[Collected data]

※ ※ ※

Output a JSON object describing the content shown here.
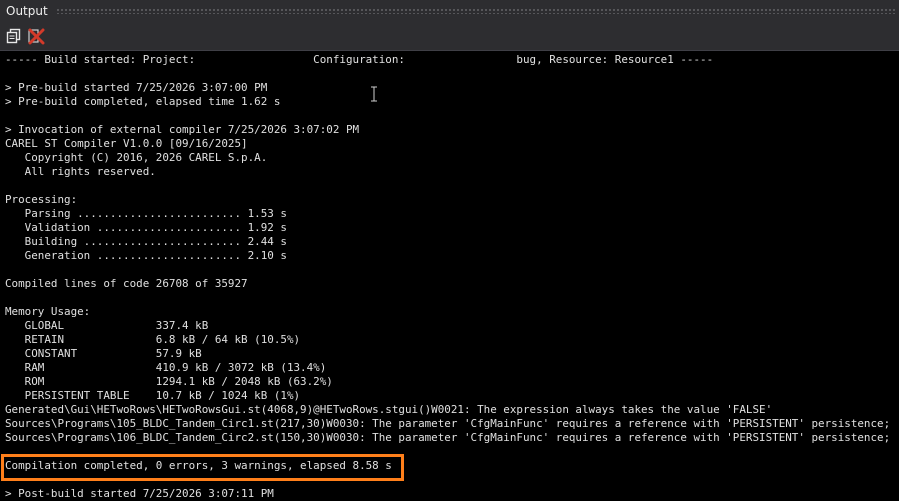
{
  "panel": {
    "title": "Output"
  },
  "toolbar": {
    "buttons": [
      {
        "icon": "copy-icon",
        "label": "Copy"
      },
      {
        "icon": "clear-icon",
        "label": "Clear"
      }
    ]
  },
  "colors": {
    "background": "#000000",
    "text": "#e0e0e0",
    "highlight_border": "#ff7f1a",
    "clear_icon": "#d23a2a"
  },
  "output": {
    "lines": [
      "----- Build started: Project:                  Configuration:               Debug, Resource: Resource1 -----",
      "",
      "> Pre-build started 7/25/2026 3:07:00 PM",
      "> Pre-build completed, elapsed time 1.62 s",
      "",
      "> Invocation of external compiler 7/25/2026 3:07:02 PM",
      "CAREL ST Compiler V1.0.0 [09/16/2025]",
      "   Copyright (C) 2016, 2026 CAREL S.p.A.",
      "   All rights reserved.",
      "",
      "Processing:",
      "   Parsing ......................... 1.53 s",
      "   Validation ...................... 1.92 s",
      "   Building ........................ 2.44 s",
      "   Generation ...................... 2.10 s",
      "",
      "Compiled lines of code 26708 of 35927",
      "",
      "Memory Usage:",
      "   GLOBAL              337.4 kB",
      "   RETAIN              6.8 kB / 64 kB (10.5%)",
      "   CONSTANT            57.9 kB",
      "   RAM                 410.9 kB / 3072 kB (13.4%)",
      "   ROM                 1294.1 kB / 2048 kB (63.2%)",
      "   PERSISTENT TABLE    10.7 kB / 1024 kB (1%)",
      "Generated\\Gui\\HETwoRows\\HETwoRowsGui.st(4068,9)@HETwoRows.stgui()W0021: The expression always takes the value 'FALSE'",
      "Sources\\Programs\\105_BLDC_Tandem_Circ1.st(217,30)W0030: The parameter 'CfgMainFunc' requires a reference with 'PERSISTENT' persistence;",
      "Sources\\Programs\\106_BLDC_Tandem_Circ2.st(150,30)W0030: The parameter 'CfgMainFunc' requires a reference with 'PERSISTENT' persistence;",
      "",
      "Compilation completed, 0 errors, 3 warnings, elapsed 8.58 s",
      "",
      "> Post-build started 7/25/2026 3:07:11 PM"
    ]
  }
}
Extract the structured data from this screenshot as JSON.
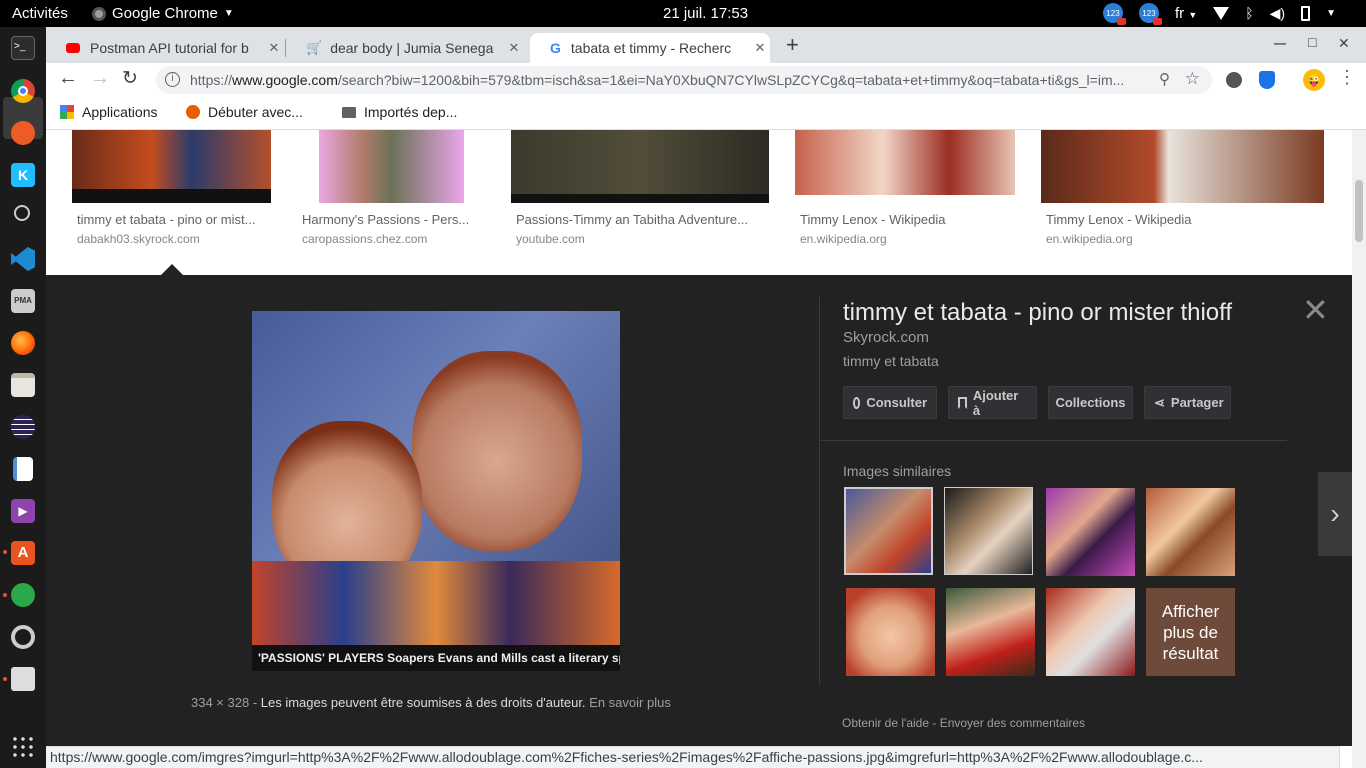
{
  "system": {
    "activities": "Activités",
    "app_name": "Google Chrome",
    "clock": "21 juil.  17:53",
    "badge": "123",
    "lang": "fr"
  },
  "tabs": [
    {
      "title": "Postman API tutorial for b"
    },
    {
      "title": "dear body | Jumia Senega"
    },
    {
      "title": "tabata et timmy - Recherc"
    }
  ],
  "tab_close": "✕",
  "new_tab": "+",
  "window": {
    "minimize": "—",
    "maximize": "□",
    "close": "✕"
  },
  "address": {
    "scheme": "https://",
    "domain": "www.google.com",
    "path": "/search?biw=1200&bih=579&tbm=isch&sa=1&ei=NaY0XbuQN7CYlwSLpZCYCg&q=tabata+et+timmy&oq=tabata+ti&gs_l=im..."
  },
  "bookmarks": [
    {
      "label": "Applications"
    },
    {
      "label": "Débuter avec..."
    },
    {
      "label": "Importés dep..."
    }
  ],
  "results": [
    {
      "title": "timmy et tabata - pino or mist...",
      "site": "dabakh03.skyrock.com"
    },
    {
      "title": "Harmony's Passions - Pers...",
      "site": "caropassions.chez.com"
    },
    {
      "title": "Passions-Timmy an Tabitha Adventure...",
      "site": "youtube.com"
    },
    {
      "title": "Timmy Lenox - Wikipedia",
      "site": "en.wikipedia.org"
    },
    {
      "title": "Timmy Lenox - Wikipedia",
      "site": "en.wikipedia.org"
    }
  ],
  "panel": {
    "title": "timmy et tabata - pino or mister thioff",
    "site": "Skyrock.com",
    "desc": "timmy et tabata",
    "caption": "'PASSIONS' PLAYERS Soapers Evans and Mills cast a literary spell",
    "buttons": {
      "visit": "Consulter",
      "add": "Ajouter à",
      "collections": "Collections",
      "share": "Partager"
    },
    "similar_label": "Images similaires",
    "more": "Afficher plus de résultat",
    "dims": "334 × 328",
    "dims_sep": " - ",
    "copyright": "Les images peuvent être soumises à des droits d'auteur.",
    "learn_more": "En savoir plus",
    "help": "Obtenir de l'aide",
    "feedback": "Envoyer des commentaires",
    "foot_sep": " - ",
    "close": "✕",
    "next": "›"
  },
  "status_url": "https://www.google.com/imgres?imgurl=http%3A%2F%2Fwww.allodoublage.com%2Ffiches-series%2Fimages%2Faffiche-passions.jpg&imgrefurl=http%3A%2F%2Fwww.allodoublage.c...",
  "colors": {
    "panel_bg": "#222222",
    "chrome_tabs": "#dee1e6",
    "accent_blue": "#1a73e8",
    "ubuntu_orange": "#e95420"
  }
}
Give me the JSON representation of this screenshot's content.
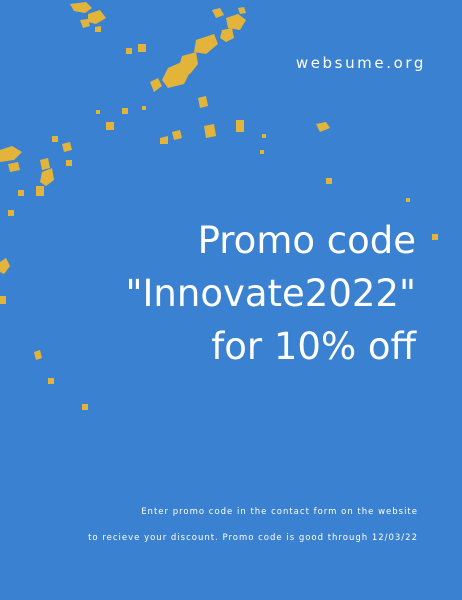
{
  "page": {
    "background_color": "#3a82d1",
    "glitter_color": "#e2b53a",
    "site": "websume.org",
    "headline": [
      "Promo code",
      "\"Innovate2022\"",
      "for 10% off"
    ],
    "fine_print": [
      "Enter promo code in the contact form on the website",
      "to recieve your discount. Promo code is good through 12/03/22"
    ]
  }
}
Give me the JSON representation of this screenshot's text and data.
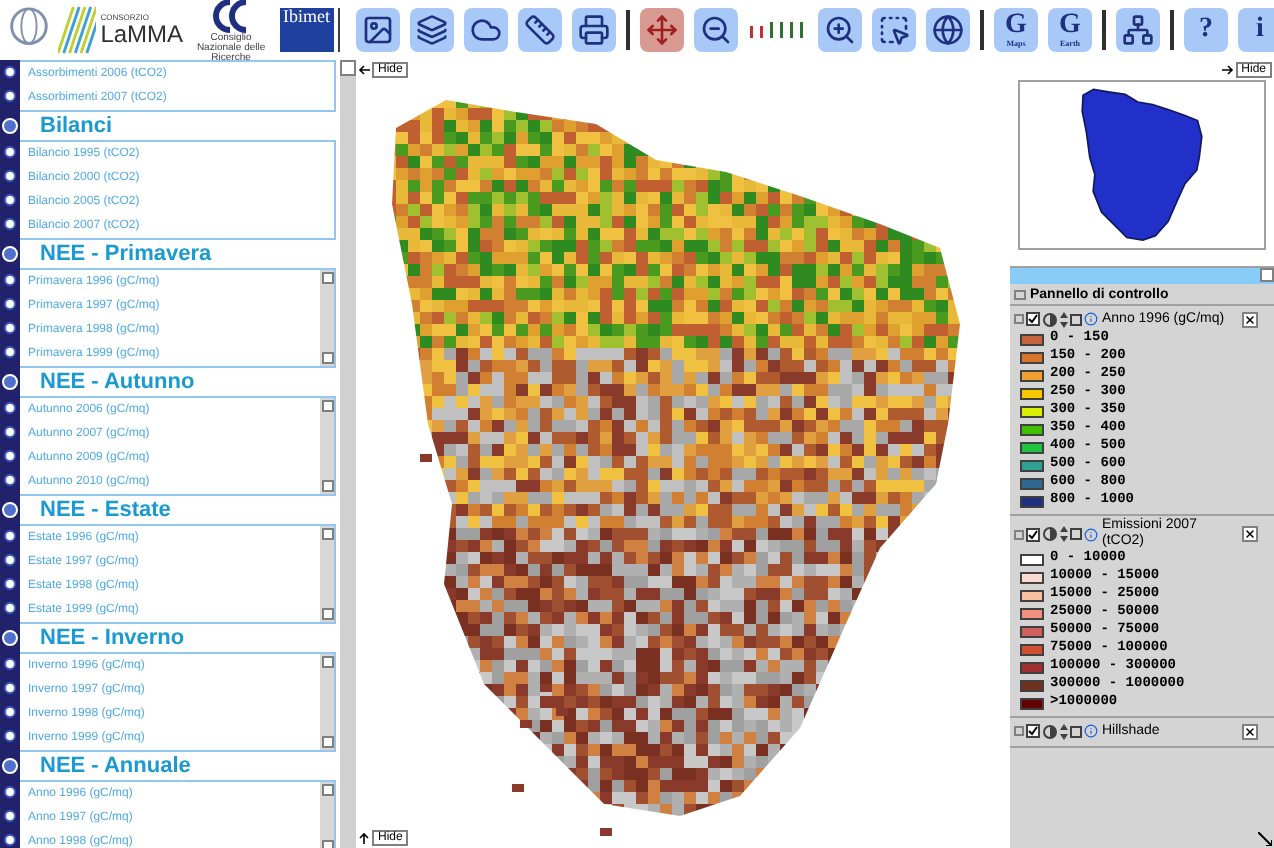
{
  "header": {
    "logo_small": "CONSORZIO",
    "logo_name": "LaMMA",
    "logo_ibimet": "Ibimet",
    "logo_cnr": "Consiglio Nazionale delle Ricerche"
  },
  "toolbar": [
    {
      "kind": "tool",
      "selected": false
    },
    {
      "kind": "tool",
      "selected": false
    },
    {
      "kind": "tool",
      "selected": false
    },
    {
      "kind": "tool",
      "selected": false
    },
    {
      "kind": "tool",
      "selected": false
    },
    {
      "kind": "separator"
    },
    {
      "kind": "tool",
      "selected": true
    },
    {
      "kind": "tool",
      "selected": false
    },
    {
      "kind": "scale"
    },
    {
      "kind": "tool",
      "selected": false
    },
    {
      "kind": "tool",
      "selected": false
    },
    {
      "kind": "tool",
      "selected": false
    },
    {
      "kind": "separator"
    },
    {
      "kind": "text",
      "label": "G",
      "sublabel": "Maps",
      "selected": false
    },
    {
      "kind": "text",
      "label": "G",
      "sublabel": "Earth",
      "selected": false
    },
    {
      "kind": "separator"
    },
    {
      "kind": "tool",
      "selected": false
    },
    {
      "kind": "separator"
    },
    {
      "kind": "text",
      "label": "?",
      "selected": false
    },
    {
      "kind": "text",
      "label": "i",
      "selected": false
    }
  ],
  "sections": [
    {
      "items": [
        {
          "label": "Assorbimenti 2006 (tCO2)",
          "selected": false
        },
        {
          "label": "Assorbimenti 2007 (tCO2)",
          "selected": false
        }
      ],
      "scrollbar": false
    },
    {
      "title": "Bilanci",
      "expanded": true,
      "items": [
        {
          "label": "Bilancio 1995 (tCO2)",
          "selected": false
        },
        {
          "label": "Bilancio 2000 (tCO2)",
          "selected": false
        },
        {
          "label": "Bilancio 2005 (tCO2)",
          "selected": false
        },
        {
          "label": "Bilancio 2007 (tCO2)",
          "selected": false
        }
      ],
      "scrollbar": false
    },
    {
      "title": "NEE - Primavera",
      "expanded": true,
      "items": [
        {
          "label": "Primavera 1996 (gC/mq)",
          "selected": false
        },
        {
          "label": "Primavera 1997 (gC/mq)",
          "selected": false
        },
        {
          "label": "Primavera 1998 (gC/mq)",
          "selected": false
        },
        {
          "label": "Primavera 1999 (gC/mq)",
          "selected": false
        }
      ],
      "scrollbar": true
    },
    {
      "title": "NEE - Autunno",
      "expanded": true,
      "items": [
        {
          "label": "Autunno 2006 (gC/mq)",
          "selected": false
        },
        {
          "label": "Autunno 2007 (gC/mq)",
          "selected": false
        },
        {
          "label": "Autunno 2009 (gC/mq)",
          "selected": false
        },
        {
          "label": "Autunno 2010 (gC/mq)",
          "selected": false
        }
      ],
      "scrollbar": true
    },
    {
      "title": "NEE - Estate",
      "expanded": true,
      "items": [
        {
          "label": "Estate 1996 (gC/mq)",
          "selected": false
        },
        {
          "label": "Estate 1997 (gC/mq)",
          "selected": false
        },
        {
          "label": "Estate 1998 (gC/mq)",
          "selected": false
        },
        {
          "label": "Estate 1999 (gC/mq)",
          "selected": false
        }
      ],
      "scrollbar": true
    },
    {
      "title": "NEE - Inverno",
      "expanded": true,
      "items": [
        {
          "label": "Inverno 1996 (gC/mq)",
          "selected": false
        },
        {
          "label": "Inverno 1997 (gC/mq)",
          "selected": false
        },
        {
          "label": "Inverno 1998 (gC/mq)",
          "selected": false
        },
        {
          "label": "Inverno 1999 (gC/mq)",
          "selected": false
        }
      ],
      "scrollbar": true
    },
    {
      "title": "NEE - Annuale",
      "expanded": true,
      "items": [
        {
          "label": "Anno 1996 (gC/mq)",
          "selected": false
        },
        {
          "label": "Anno 1997 (gC/mq)",
          "selected": false
        },
        {
          "label": "Anno 1998 (gC/mq)",
          "selected": false
        }
      ],
      "scrollbar": true
    }
  ],
  "map": {
    "hide_left": "Hide",
    "hide_bottom": "Hide",
    "hide_right": "Hide"
  },
  "control_panel": {
    "title": "Pannello di controllo",
    "layers": [
      {
        "name": "Anno 1996 (gC/mq)",
        "checked": true,
        "legend": [
          {
            "label": "0 - 150",
            "color": "#c4643c"
          },
          {
            "label": "150 - 200",
            "color": "#d8742c"
          },
          {
            "label": "200 - 250",
            "color": "#f0a030"
          },
          {
            "label": "250 - 300",
            "color": "#f8c800"
          },
          {
            "label": "300 - 350",
            "color": "#d8f000"
          },
          {
            "label": "350 - 400",
            "color": "#40c000"
          },
          {
            "label": "400 - 500",
            "color": "#20c040"
          },
          {
            "label": "500 - 600",
            "color": "#30a090"
          },
          {
            "label": "600 - 800",
            "color": "#306890"
          },
          {
            "label": "800 - 1000",
            "color": "#203080"
          }
        ]
      },
      {
        "name": "Emissioni 2007 (tCO2)",
        "checked": true,
        "legend": [
          {
            "label": "0 - 10000",
            "color": "#ffffff"
          },
          {
            "label": "10000 - 15000",
            "color": "#f8d8d0"
          },
          {
            "label": "15000 - 25000",
            "color": "#f8c0a0"
          },
          {
            "label": "25000 - 50000",
            "color": "#f09080"
          },
          {
            "label": "50000 - 75000",
            "color": "#d06060"
          },
          {
            "label": "75000 - 100000",
            "color": "#d05030"
          },
          {
            "label": "100000 - 300000",
            "color": "#a03030"
          },
          {
            "label": "300000 - 1000000",
            "color": "#703020"
          },
          {
            "label": ">1000000",
            "color": "#600000"
          }
        ]
      },
      {
        "name": "Hillshade",
        "checked": true
      }
    ]
  }
}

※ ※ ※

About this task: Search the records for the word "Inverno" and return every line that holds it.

Response box:
      "title": "NEE - Inverno",
          "label": "Inverno 1996 (gC/mq)",
          "label": "Inverno 1997 (gC/mq)",
          "label": "Inverno 1998 (gC/mq)",
          "label": "Inverno 1999 (gC/mq)",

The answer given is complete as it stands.